In this model, we have an actual build, a unit of the actual application, that we can present to stakeholders and allow users to interact with and respond to. When presenting users with something that actually works, they can focus on the activity your product is intended to support, and give you feedback on that. Additionally, technologists can validate their code (as well as learn from and improve upon it when working on future iterations), while visual designers can evaluate their look and feel as rendered by an actual browser.
In a waterfall-based methodology, an incredible amount of time is spent creating and maintaining documents that describe the design solution, from wireframes to functional specs and on and on. As the software systems we are designing become larger and more complex, more time is required to describe their design in ever-greater detail. Worse, once we begin to discover issues with our design solutions, we have to go back and update these tome-size artifacts, which will take up even more time if we are further along in our process and multiple artifacts need to be updated. And to add insult to injury, since there really is no standard for the types of documents we are creating, we have to spend even more time on these documents adding legends and other references explaining the meaning of stuff in the very artifacts intended to explain what stuff means.
This, in my opinion, is a recipe for disaster. For one, it tends to become increasingly impossible to keep all the documents up to date, which means they can’t be relied on, which means all the work you put into them may be for naught.
And second, it seems that the more you document, the less people read, for the simple reason that specification documents are inhumanly boring and require a lot of brainpower on the part of the user to interpret and convert their content into the actual solution.
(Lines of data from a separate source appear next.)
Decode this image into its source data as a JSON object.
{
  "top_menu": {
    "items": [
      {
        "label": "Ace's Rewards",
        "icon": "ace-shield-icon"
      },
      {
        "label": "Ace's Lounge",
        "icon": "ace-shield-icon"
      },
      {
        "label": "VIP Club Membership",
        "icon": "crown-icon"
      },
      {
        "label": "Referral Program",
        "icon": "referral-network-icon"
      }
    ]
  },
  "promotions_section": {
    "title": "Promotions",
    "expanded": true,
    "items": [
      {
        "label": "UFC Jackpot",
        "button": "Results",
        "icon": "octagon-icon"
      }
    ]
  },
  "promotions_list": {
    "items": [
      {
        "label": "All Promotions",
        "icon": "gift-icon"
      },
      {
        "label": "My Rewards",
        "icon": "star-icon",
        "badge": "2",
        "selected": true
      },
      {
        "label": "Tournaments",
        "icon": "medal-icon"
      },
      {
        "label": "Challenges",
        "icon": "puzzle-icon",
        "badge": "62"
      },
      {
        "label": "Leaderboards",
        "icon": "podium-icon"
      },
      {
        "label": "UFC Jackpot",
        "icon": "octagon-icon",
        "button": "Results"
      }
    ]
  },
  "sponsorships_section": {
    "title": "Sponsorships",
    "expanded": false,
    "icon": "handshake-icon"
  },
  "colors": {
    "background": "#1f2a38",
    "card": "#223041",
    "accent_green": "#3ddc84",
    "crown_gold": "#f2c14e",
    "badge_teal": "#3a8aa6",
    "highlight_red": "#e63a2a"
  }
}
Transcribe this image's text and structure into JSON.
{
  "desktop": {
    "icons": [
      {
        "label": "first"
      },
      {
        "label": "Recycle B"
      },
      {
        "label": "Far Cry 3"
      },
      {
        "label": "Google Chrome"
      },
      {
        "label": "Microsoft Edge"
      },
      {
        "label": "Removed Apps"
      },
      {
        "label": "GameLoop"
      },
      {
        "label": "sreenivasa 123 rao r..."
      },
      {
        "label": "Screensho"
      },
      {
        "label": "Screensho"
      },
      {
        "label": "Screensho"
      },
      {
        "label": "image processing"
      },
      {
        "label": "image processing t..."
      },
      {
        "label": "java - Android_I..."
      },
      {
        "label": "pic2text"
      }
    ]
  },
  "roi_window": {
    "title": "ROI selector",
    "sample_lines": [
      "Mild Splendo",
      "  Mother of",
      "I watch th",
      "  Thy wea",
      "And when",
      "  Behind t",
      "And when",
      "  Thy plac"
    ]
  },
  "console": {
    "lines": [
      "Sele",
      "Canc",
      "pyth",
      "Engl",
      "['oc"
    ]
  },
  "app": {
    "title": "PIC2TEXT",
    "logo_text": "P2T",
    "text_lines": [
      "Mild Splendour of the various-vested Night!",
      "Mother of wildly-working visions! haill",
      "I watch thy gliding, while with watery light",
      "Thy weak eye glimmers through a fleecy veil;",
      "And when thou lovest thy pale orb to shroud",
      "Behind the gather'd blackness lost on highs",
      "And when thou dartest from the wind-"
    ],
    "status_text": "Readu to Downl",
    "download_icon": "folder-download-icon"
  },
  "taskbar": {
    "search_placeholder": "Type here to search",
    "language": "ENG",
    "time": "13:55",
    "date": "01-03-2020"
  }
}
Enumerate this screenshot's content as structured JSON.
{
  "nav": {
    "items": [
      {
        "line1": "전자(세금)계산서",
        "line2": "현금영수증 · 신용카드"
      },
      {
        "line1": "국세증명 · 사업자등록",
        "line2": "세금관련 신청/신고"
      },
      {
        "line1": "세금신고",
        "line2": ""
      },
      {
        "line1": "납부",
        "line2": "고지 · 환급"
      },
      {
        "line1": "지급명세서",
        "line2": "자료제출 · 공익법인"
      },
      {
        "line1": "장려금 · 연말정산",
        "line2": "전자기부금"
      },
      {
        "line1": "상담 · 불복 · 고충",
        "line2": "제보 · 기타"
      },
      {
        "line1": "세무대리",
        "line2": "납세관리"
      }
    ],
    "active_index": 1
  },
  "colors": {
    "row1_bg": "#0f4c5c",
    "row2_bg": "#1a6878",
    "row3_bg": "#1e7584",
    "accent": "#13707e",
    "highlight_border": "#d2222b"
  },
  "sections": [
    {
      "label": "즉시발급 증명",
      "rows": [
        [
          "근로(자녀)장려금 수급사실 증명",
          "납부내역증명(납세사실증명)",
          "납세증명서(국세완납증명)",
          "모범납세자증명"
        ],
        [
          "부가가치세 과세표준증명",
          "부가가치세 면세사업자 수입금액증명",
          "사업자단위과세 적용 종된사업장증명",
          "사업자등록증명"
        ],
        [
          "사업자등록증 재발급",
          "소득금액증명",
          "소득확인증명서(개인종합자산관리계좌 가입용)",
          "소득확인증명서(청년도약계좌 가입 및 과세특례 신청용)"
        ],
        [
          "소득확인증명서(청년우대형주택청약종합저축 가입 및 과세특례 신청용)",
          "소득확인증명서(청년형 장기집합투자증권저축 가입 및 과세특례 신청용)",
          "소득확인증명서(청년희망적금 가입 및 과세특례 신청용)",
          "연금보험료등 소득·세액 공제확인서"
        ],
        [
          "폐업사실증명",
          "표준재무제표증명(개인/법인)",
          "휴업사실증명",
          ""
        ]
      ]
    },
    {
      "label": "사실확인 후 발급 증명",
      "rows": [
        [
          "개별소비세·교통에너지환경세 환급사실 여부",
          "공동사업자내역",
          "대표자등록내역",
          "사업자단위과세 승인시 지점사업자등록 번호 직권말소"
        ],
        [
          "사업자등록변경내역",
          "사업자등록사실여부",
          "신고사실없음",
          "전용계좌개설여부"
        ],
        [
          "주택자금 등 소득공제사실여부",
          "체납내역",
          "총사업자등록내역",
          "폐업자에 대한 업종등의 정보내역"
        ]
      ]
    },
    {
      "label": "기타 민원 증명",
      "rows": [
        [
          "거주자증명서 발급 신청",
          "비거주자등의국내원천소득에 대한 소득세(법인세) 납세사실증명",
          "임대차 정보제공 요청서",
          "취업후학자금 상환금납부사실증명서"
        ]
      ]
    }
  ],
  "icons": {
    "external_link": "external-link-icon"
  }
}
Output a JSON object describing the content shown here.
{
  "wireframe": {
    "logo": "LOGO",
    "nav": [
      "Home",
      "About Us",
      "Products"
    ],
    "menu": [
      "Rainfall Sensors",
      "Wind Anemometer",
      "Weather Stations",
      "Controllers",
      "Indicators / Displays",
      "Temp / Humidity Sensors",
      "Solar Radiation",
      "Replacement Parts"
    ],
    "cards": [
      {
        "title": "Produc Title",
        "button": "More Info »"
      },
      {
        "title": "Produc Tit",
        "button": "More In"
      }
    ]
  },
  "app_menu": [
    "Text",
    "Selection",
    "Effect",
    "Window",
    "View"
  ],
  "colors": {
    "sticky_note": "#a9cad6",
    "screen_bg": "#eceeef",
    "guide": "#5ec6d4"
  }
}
So what ends up happening is that designers and developers sort of skim through all your painstakingly created artifacts, creating something that might be close to what was specced, but rarely exactly what was specced, which seems to make the entire arduous effort sort of self-defeating.
In the iterative model, the approach is to instead leverage the technology itself as a specification platform and to thereby spend much more time being engaged with the actual product, with the actual design, rather then being bogged down with huge artifacts that ultimately having nothing to do with the product.
The idea of using the code itself may sound strange to the non-technical reader, but if you think about it, what is code but nothing more than a set of instructions? And while those instructions may be gibberish to you, they are highly meaningful to developers.
Now, this is not to say that we don’t create any specs as part of an iterative model; the real difference is that the specs that are maintained are only those that are for new design, while as soon as something has been built, the corresponding spec is archived, eliminating the potential for redundancy (and the inevitable accompanying inconsistency) of having both a spec and a build.
If you’re new to iterative and have really only worked in a waterfall process, Iam guessing that it may be difficult to wrap your head around this concept. But hopefully this (somewhat meandering) post will help you get underway.